What July 4 Means To Me

Probably not what it means to you. July 4 has a simple meaning in my book. It marks the day our founding fathers aimed to create a more perfect union by branching away from the crown. It symbolizes the day we, as Americans sought to be better. Our founders were highly imperfect people, just like we are. Their vision for this country greatly differs from mine, but I won’t sit here and simply criticize for the sake of doing so. Women belonged in the home. Slavery was the norm. Very few men could actually vote. All counter to what I believe, but over just a couple of short centuries we’ve pushed forward through long odds. Why? Because those founders gave us the framework to do so.

We’re still aiming to be a more perfect union, though it may not always seem so. Our leaders are more black and brown and female than ever before. Our society grows more inclusive with each passing day. Sure, there are lots of issues that should have been settled long ago. But things rarely happen as we think they should.

Happy birthday, America! I know you’ll be even better next year.

Advertisements

Saturday Selects #17: Independence Day

Saturday Selects is a series of posts I write on the first Saturday of each month to discuss something outside the general bookish theme of the blog. Today’s topic is out nation’s birthday. Well, my nation anyway.

Today is July 4, which of course is the independence day of the United States. Besides all the fireworks displays that happen all around the country, I really feel like this day is taken for granted by Americans more than just about any other.

Imagine a world in which war had begun. And leaders from the colonies have to sneak away to draft the Declaration of Independence, knowing that if the war is ultimately lost they will all be convicted of treason. The revolution ended in 1783 and the Declaration was adopted in 1776. So you see there was no way of knowing the colonies would ultimately come out victorious.

So I ask that you put yourself in the shoes of a colonist during the revolution. What would you do if war broke out in the only place you’d ever called home? Would you pledge allegiance to a country you’d never even visited? Or would you fight for your freedom? I can’t answer that question as it’s written. Because I don’t know. But I can tell you that if war broke out on US soil today, I’d enlist. And it wouldn’t be a tough decision. Not because I’d want to be some hero or patriot or bloodthirsty soldier, but because this is my country.
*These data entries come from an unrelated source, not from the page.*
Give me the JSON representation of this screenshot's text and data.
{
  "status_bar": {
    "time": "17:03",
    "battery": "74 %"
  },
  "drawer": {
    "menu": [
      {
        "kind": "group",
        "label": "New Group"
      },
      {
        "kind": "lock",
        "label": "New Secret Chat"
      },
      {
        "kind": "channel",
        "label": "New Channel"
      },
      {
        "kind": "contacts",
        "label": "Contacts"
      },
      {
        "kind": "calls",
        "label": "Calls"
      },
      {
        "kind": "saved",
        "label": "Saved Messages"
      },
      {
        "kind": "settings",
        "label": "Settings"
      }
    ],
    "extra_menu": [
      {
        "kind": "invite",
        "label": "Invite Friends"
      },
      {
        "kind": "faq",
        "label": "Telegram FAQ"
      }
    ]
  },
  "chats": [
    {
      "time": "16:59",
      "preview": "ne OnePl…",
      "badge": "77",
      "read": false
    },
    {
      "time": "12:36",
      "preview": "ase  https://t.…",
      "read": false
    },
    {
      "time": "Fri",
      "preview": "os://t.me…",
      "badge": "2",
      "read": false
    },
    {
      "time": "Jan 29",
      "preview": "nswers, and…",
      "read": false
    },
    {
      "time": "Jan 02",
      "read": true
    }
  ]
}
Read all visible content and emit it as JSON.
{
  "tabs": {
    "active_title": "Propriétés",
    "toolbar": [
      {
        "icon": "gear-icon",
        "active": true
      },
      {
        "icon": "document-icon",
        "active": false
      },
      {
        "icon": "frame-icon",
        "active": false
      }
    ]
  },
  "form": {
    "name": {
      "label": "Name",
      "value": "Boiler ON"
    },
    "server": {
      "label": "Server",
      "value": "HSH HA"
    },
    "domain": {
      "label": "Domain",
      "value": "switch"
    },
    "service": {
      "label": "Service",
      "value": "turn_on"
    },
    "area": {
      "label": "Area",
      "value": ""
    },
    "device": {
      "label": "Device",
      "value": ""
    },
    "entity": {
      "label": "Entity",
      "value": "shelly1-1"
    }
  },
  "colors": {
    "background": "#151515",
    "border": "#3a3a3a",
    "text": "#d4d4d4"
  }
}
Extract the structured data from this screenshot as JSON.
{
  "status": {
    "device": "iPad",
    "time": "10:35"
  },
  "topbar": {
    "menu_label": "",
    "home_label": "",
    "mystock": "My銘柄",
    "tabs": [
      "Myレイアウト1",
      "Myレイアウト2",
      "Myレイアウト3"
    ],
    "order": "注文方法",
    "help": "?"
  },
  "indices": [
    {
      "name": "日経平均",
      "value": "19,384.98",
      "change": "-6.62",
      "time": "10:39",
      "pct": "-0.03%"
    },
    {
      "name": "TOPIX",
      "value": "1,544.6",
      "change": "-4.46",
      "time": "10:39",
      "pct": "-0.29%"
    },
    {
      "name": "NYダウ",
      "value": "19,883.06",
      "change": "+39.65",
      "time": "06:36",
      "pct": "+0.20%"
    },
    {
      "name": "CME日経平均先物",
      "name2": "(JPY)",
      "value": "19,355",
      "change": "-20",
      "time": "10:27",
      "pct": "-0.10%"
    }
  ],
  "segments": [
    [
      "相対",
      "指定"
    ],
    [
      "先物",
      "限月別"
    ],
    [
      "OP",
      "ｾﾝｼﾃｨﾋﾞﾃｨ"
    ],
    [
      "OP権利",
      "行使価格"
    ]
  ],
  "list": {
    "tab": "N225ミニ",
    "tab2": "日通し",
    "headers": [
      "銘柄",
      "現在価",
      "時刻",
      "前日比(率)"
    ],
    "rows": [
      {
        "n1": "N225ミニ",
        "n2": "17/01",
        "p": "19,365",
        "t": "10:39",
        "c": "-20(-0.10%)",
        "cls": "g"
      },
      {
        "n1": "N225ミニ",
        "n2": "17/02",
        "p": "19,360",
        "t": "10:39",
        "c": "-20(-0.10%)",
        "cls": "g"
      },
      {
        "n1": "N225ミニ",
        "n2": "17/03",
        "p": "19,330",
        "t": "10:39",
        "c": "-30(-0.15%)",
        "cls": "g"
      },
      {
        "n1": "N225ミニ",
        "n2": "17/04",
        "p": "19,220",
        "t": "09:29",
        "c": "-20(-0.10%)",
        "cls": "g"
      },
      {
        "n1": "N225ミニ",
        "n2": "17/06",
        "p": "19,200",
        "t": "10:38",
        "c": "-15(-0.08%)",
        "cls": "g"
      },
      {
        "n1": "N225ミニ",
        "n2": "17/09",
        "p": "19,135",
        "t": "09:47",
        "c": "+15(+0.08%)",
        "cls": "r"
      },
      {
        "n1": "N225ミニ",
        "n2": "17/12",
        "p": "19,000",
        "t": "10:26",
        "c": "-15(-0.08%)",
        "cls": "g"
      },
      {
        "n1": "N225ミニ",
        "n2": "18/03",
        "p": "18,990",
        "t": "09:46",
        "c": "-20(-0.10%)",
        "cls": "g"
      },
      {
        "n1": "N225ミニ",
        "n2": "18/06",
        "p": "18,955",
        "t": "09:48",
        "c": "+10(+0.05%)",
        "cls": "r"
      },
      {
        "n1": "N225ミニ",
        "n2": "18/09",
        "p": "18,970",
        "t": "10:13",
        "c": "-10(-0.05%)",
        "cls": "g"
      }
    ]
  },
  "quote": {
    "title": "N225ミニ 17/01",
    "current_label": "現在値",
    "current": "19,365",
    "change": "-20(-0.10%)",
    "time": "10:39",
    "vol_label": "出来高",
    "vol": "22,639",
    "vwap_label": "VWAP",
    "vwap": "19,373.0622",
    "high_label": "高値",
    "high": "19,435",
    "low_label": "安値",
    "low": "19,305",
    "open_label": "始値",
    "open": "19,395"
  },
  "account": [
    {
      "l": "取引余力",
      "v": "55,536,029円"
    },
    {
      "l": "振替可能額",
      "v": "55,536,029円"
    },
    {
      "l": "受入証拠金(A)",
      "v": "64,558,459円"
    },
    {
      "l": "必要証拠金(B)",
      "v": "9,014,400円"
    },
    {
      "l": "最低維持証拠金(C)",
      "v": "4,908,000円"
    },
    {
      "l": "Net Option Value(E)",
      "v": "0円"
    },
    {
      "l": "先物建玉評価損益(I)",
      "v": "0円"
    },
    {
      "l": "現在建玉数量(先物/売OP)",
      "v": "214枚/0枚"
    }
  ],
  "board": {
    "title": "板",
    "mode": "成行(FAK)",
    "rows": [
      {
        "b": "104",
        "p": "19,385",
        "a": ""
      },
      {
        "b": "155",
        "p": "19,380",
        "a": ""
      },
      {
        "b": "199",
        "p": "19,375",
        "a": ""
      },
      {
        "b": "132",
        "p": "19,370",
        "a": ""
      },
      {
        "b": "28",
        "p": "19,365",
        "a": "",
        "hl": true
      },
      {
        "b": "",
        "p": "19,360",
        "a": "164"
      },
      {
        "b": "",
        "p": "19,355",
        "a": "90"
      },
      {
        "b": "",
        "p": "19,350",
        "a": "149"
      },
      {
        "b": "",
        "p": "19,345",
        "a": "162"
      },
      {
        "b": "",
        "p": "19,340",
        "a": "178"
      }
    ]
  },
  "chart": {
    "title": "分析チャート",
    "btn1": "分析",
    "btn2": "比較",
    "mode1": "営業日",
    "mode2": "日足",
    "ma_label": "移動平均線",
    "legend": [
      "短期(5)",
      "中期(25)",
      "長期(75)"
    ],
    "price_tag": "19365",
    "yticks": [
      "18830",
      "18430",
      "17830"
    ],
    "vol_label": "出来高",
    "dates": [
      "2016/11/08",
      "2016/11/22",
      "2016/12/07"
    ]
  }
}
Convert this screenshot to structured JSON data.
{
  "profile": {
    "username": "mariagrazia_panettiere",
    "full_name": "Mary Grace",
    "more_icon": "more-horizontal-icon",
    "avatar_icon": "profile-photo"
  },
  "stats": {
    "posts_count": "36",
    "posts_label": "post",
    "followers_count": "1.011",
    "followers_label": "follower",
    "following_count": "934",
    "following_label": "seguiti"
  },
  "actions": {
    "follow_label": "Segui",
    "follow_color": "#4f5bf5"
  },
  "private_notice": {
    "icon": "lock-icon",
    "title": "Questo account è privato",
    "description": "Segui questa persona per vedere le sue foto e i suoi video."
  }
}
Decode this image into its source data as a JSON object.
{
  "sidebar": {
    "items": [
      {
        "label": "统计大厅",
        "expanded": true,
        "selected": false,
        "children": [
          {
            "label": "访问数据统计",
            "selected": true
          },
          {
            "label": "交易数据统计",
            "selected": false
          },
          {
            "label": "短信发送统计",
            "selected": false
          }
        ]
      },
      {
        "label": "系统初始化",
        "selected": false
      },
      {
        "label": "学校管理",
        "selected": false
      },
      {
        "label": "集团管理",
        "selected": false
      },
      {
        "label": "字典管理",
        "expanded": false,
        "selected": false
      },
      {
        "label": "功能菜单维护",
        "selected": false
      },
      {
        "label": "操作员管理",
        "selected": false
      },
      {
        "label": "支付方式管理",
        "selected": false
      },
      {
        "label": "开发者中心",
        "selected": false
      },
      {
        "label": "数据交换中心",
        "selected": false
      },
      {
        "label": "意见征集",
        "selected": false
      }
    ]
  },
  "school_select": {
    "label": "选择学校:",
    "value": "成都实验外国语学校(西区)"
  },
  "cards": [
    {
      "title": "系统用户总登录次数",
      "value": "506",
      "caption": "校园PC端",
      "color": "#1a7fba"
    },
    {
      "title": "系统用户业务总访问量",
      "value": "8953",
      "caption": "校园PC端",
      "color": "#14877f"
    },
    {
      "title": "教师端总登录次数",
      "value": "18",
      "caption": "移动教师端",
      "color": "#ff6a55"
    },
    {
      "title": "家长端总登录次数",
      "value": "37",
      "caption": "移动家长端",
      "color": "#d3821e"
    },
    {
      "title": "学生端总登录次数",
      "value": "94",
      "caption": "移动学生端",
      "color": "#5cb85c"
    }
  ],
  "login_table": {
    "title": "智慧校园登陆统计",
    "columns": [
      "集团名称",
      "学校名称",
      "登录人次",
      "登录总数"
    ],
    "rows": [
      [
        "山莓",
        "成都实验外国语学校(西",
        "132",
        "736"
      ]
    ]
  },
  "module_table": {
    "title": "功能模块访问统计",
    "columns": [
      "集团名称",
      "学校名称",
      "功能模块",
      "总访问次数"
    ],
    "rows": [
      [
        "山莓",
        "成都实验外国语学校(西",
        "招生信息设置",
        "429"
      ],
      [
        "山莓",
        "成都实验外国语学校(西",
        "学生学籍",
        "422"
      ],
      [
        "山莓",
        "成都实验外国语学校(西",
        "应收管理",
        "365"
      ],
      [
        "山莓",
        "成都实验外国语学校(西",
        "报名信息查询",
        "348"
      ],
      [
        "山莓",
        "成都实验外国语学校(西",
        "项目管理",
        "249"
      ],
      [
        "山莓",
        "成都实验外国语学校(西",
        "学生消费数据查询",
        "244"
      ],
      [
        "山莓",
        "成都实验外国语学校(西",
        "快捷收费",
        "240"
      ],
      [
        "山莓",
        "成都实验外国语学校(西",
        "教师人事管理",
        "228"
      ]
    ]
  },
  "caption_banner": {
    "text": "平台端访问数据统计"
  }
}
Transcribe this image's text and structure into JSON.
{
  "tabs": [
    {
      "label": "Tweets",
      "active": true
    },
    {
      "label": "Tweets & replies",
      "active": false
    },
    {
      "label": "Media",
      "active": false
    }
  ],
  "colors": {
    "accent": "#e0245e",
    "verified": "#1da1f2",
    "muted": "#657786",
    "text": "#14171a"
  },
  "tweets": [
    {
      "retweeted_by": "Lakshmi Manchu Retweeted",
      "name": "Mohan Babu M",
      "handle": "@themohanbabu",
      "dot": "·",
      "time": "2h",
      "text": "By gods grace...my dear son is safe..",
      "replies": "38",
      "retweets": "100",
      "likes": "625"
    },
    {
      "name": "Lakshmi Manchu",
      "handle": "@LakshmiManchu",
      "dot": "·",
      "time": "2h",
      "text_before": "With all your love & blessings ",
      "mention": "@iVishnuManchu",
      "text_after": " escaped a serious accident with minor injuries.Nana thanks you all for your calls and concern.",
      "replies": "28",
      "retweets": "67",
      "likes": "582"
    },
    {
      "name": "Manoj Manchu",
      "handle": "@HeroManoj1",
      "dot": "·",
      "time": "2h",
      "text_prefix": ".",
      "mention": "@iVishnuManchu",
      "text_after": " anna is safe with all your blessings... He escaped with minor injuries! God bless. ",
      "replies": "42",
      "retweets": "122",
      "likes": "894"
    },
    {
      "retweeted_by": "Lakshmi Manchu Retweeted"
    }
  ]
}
This is home.

Which probably leads you to wonder at how come I don’t enlist in the military now. Especially since y’all know a little about my job hunt. Well, I don’t have an answer to that. But I respect every person serving in our military more than I can say. Those men and women are more brave and courageous than I’ll ever be.

But let me get back on topic here. What I want to say is that it took years of sacrifice from men and women during the years of the revolution to help get us to this point of fireworks, music, food, and fun every fourth of July. All I ask is that you not forget what this day really means in the history of this great country of ours.